### REQUIRED WORK
Pick out each line of the records that includes the string "formula", and copy it.

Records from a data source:
* * * *

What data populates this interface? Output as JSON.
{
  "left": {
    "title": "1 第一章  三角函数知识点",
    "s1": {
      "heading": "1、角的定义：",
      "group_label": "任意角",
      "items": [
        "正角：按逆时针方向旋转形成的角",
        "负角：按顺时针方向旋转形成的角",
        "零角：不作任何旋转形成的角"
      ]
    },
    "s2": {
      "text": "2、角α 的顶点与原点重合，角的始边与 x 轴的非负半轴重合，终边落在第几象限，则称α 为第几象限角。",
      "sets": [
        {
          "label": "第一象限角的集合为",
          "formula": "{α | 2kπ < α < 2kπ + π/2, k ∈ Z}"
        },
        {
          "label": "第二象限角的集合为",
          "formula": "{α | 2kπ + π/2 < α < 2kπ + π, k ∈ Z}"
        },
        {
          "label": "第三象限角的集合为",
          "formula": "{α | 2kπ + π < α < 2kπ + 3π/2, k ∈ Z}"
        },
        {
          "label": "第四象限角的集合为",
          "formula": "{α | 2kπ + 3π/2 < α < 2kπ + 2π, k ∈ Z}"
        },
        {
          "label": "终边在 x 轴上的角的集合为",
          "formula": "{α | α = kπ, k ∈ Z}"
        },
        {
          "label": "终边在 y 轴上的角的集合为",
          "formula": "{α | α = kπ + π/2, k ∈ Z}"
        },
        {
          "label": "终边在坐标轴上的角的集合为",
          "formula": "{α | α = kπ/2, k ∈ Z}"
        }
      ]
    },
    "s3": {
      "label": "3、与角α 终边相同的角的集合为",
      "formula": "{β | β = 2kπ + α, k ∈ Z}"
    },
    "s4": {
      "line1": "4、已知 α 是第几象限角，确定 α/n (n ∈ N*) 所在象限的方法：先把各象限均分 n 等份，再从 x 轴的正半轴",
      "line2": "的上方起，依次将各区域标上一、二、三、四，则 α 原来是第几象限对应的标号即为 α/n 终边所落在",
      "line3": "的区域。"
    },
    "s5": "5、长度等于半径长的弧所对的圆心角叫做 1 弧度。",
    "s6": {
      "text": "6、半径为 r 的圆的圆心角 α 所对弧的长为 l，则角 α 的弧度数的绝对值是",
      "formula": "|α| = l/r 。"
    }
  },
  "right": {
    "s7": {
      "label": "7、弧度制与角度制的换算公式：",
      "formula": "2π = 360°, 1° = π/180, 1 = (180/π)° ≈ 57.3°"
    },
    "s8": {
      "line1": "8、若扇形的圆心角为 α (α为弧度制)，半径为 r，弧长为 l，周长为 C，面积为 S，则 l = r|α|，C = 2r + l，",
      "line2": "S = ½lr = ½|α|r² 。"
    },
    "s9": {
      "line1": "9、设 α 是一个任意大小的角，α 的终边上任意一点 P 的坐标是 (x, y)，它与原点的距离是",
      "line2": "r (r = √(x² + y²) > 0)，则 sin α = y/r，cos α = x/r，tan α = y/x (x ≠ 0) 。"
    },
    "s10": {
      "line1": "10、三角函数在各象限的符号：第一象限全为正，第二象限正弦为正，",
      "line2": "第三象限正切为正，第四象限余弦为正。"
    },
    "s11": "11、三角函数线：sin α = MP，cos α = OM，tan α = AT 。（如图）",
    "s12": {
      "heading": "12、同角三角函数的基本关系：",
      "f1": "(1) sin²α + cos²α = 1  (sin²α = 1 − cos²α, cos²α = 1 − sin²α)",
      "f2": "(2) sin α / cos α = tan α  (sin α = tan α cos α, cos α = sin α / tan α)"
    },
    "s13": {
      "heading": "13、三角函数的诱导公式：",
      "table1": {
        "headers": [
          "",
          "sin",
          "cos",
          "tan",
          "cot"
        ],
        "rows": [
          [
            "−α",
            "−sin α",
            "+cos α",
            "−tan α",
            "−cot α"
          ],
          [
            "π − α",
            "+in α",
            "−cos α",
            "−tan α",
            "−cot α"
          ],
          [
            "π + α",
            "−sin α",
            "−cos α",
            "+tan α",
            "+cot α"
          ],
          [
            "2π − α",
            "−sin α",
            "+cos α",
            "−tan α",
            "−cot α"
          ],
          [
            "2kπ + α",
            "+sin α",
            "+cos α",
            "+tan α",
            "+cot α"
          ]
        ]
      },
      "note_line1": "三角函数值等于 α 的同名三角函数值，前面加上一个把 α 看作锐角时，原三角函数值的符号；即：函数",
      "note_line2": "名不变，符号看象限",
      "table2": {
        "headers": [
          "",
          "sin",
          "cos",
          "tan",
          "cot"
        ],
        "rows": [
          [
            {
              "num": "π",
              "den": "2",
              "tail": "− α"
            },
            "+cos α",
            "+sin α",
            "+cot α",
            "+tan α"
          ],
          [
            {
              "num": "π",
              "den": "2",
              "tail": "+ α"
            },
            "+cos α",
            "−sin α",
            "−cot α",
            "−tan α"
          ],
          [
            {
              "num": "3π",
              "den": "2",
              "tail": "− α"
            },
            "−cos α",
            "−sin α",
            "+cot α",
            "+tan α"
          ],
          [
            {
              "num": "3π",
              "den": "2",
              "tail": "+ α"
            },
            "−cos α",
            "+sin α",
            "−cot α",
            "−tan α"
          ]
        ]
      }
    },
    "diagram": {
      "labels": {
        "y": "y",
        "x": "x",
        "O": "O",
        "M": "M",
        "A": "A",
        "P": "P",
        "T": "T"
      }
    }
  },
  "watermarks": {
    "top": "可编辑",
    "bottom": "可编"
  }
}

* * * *

### ANSWER TO THIS TASK
          "formula": "{α | 2kπ < α < 2kπ + π/2, k ∈ Z}"
          "formula": "{α | 2kπ + π/2 < α < 2kπ + π, k ∈ Z}"
          "formula": "{α | 2kπ + π < α < 2kπ + 3π/2, k ∈ Z}"
          "formula": "{α | 2kπ + 3π/2 < α < 2kπ + 2π, k ∈ Z}"
          "formula": "{α | α = kπ, k ∈ Z}"
          "formula": "{α | α = kπ + π/2, k ∈ Z}"
          "formula": "{α | α = kπ/2, k ∈ Z}"
      "formula": "{β | β = 2kπ + α, k ∈ Z}"
      "formula": "|α| = l/r 。"
      "formula": "2π = 360°, 1° = π/180, 1 = (180/π)° ≈ 57.3°"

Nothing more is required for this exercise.